Data to examine Block Start

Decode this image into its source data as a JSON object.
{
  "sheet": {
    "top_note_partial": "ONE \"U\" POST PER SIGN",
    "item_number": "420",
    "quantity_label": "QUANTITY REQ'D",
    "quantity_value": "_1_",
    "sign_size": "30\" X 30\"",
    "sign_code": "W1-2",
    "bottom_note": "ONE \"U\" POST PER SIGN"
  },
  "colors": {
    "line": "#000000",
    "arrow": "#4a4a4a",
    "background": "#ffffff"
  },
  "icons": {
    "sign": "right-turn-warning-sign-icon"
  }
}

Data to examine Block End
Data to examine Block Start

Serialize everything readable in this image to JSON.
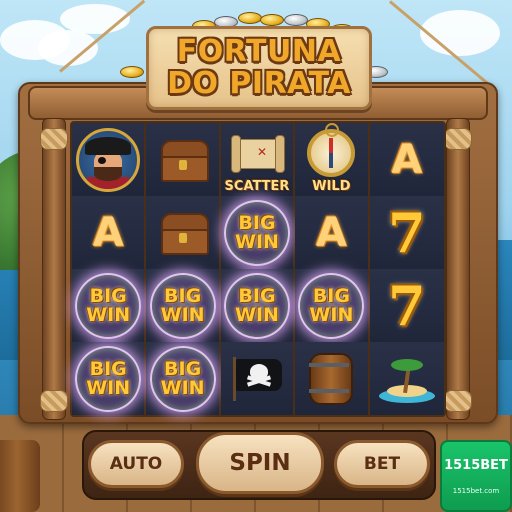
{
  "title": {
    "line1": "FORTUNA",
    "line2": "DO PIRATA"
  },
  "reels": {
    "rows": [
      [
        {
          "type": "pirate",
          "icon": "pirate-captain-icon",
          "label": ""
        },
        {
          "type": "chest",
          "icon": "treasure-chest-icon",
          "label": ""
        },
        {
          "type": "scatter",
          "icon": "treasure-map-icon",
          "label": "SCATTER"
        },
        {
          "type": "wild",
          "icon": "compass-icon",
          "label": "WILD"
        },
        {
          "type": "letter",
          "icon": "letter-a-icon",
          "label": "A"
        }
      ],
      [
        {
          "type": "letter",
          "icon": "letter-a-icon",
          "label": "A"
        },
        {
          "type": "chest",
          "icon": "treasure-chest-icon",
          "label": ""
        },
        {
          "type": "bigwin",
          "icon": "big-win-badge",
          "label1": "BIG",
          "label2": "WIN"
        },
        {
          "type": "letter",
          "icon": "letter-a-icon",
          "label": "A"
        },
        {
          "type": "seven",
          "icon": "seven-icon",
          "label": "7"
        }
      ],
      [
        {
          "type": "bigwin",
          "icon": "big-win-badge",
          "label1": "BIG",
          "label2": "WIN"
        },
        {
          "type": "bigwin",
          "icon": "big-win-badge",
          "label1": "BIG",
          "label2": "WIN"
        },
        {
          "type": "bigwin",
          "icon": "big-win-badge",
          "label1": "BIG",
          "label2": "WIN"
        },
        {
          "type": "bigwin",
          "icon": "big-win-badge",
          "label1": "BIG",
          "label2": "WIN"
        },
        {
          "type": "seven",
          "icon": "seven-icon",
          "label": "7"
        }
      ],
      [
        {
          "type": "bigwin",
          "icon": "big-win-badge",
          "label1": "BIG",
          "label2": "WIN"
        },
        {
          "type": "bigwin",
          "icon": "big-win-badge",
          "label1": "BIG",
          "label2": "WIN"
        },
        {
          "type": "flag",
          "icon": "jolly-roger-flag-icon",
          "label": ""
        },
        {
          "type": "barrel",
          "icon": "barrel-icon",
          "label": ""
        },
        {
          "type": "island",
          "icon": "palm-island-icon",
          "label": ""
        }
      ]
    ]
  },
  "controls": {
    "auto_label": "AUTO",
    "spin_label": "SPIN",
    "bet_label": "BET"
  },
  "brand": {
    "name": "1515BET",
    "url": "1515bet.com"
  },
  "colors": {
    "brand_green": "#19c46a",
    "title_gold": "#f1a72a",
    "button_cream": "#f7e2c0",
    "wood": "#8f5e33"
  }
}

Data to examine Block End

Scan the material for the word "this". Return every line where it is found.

Exercise response
Decode this image into its source data as a JSON object.
Serialize everything readable in this image to JSON.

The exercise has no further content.